Last week I wrote about being hopeful for your country. And after another weekend filled with protests, I have become less optimistic about our current administration, but my optimism for us, as a country, remains. I was once again inspired by the swift actions of so many to come together against harsh and repressive restrictions on immigrants and refugees that our president enacted.
Un-American to its core, the ban was quickly met with opposition from everyday citizens, celebrities, political and religious leaders alike. For me, seeing all of the action this weekend served as yet another reminder that this president will make America great again, just perhaps not in the way he had hoped.
He has awakened this country in a way that I don’t think I have seen before. He has stirred up the activist in so many. And we have made it clear that we will not allow our country’s core values to be trampled upon, and we will not stand to see other treated so unjustly. And this, my friends, is where my hope stems from.
Whether or not you were able to participate in protests, here are just a few things your inner activist can do to continue this fight well beyond last weekend.
- Donate to causes supporting legal challenges to the administration’s executive order. The ACLU was one of the first to file suit. Their request for a temporary injunction to block the deportation of all people stranded in U.S. airports was granted, but the fight is likely to continue into the foreseeable future. The National Immigration Law Center and the International Refugee Assistance Project, among others have also joined the cause.
- Help support the Council on American-Islamic Relations (CAIR). Similar to the organizations above, CAIR has filed suit against the ban, but donating to the organization can also help them fulfill other objectives of their mission to “enhance understanding of Islam, encourage dialogue, protect civil liberties, empower American Muslims, and build coalitions that promote justice and mutual understanding.” Think we could all use some of that.
- Call your lawmakers. While many senators and representatives have spoken out against the ban, it’s always good to reach out and let them know where you stand. Keep putting pressure on them so they can continue to put pressure on the administration.
- Protest (you knew it was coming). Get out there and make your voice heard. Think Progress has been keeping a running list of protests and events to help you find out if anything is happening near you. While a lot of protests happened over the weekend, they are likely to continue. I recommend clicking through on your location to find the most up-to-date information.
- Keep the dialogue going. Go ahead and share on social media. But, even more importantly, talk with your friends and family in person. Listen to the other side before giving your piece. If you can’t listen to what they’re saying, you can’t expect them to listen to you. If you hear their arguments, you also have a better shot at giving them information that appeals to them and maybe even being able to sway their opinion.

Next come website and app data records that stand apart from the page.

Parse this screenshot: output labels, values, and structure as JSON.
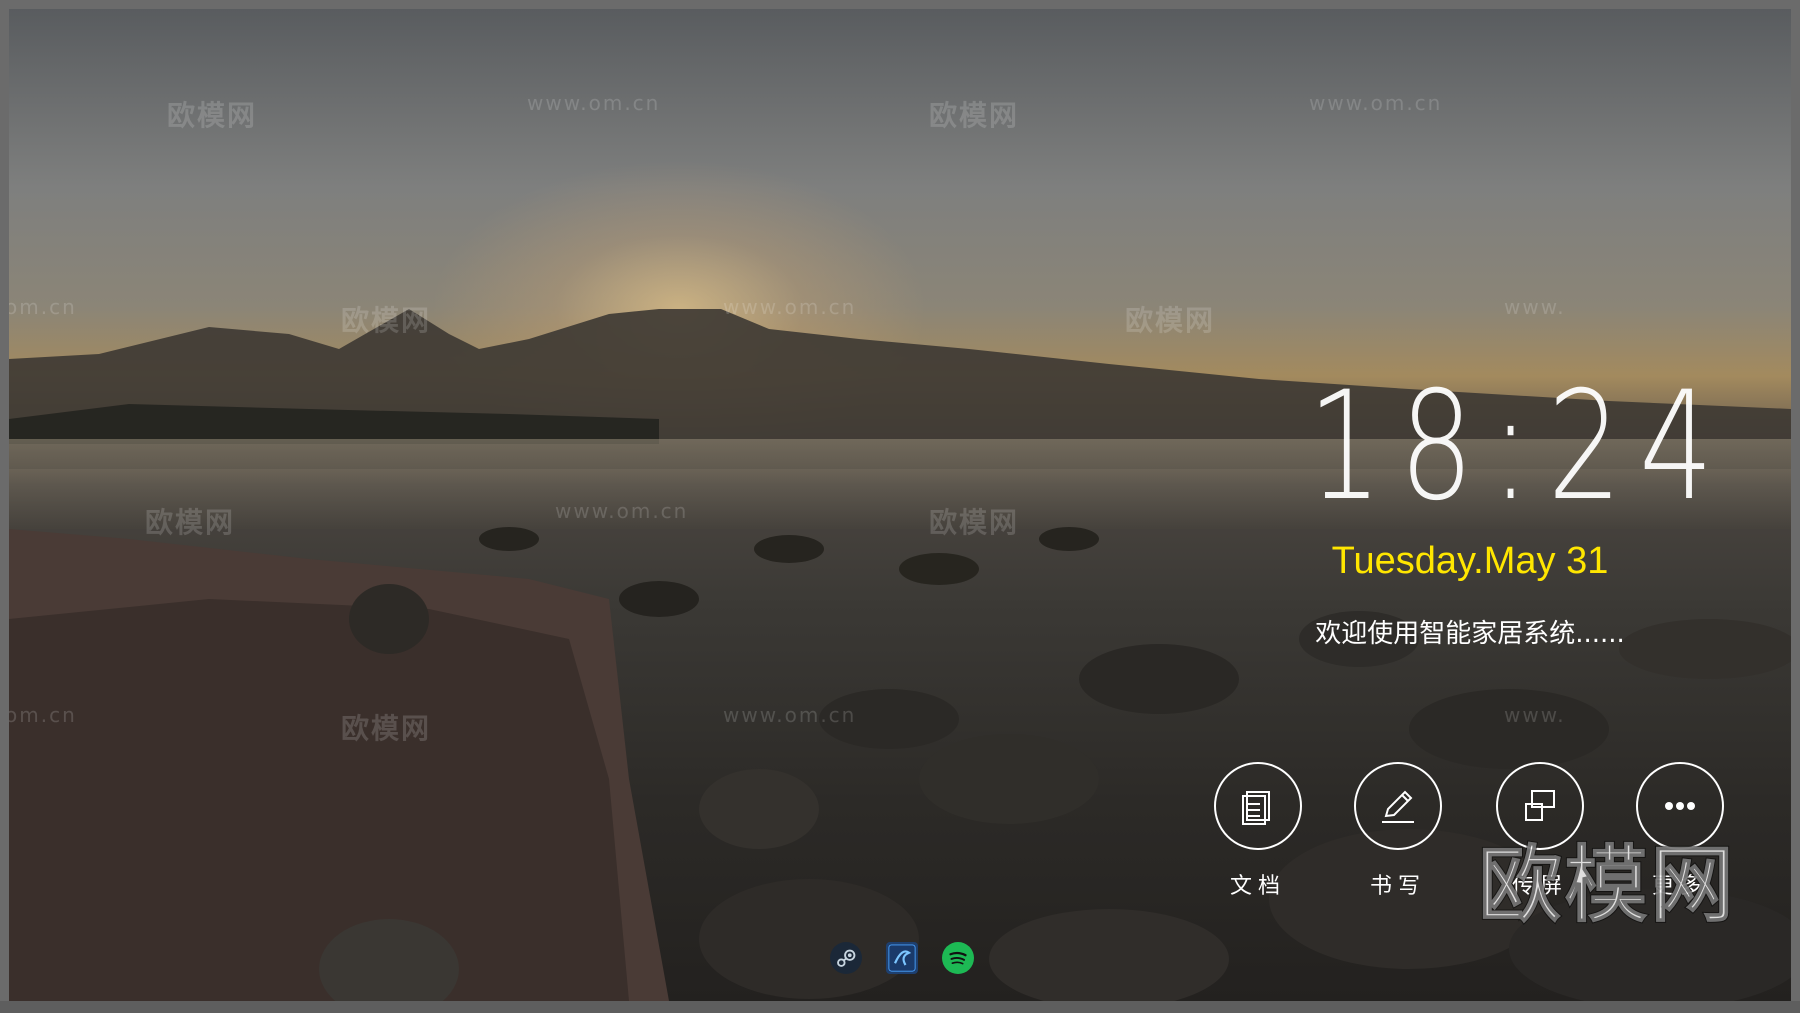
{
  "clock": {
    "time": "18:24"
  },
  "date": {
    "text": "Tuesday.May 31"
  },
  "welcome": {
    "text": "欢迎使用智能家居系统......"
  },
  "actions": [
    {
      "label": "文档",
      "icon": "document-icon"
    },
    {
      "label": "书写",
      "icon": "pen-icon"
    },
    {
      "label": "传屏",
      "icon": "screen-share-icon"
    },
    {
      "label": "更多",
      "icon": "more-icon"
    }
  ],
  "dock": [
    {
      "icon": "steam-icon"
    },
    {
      "icon": "app-icon"
    },
    {
      "icon": "spotify-icon"
    }
  ],
  "watermarks": {
    "cn": "欧模网",
    "url": "www.om.cn",
    "url_partial": "om.cn",
    "url_partial_2": "www.",
    "big": "欧模网"
  },
  "colors": {
    "date": "#ffe600",
    "text": "#ffffff",
    "spotify": "#1db954"
  }
}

We are diverse but we are one country, and we are definitely stronger together. Let’s prove it.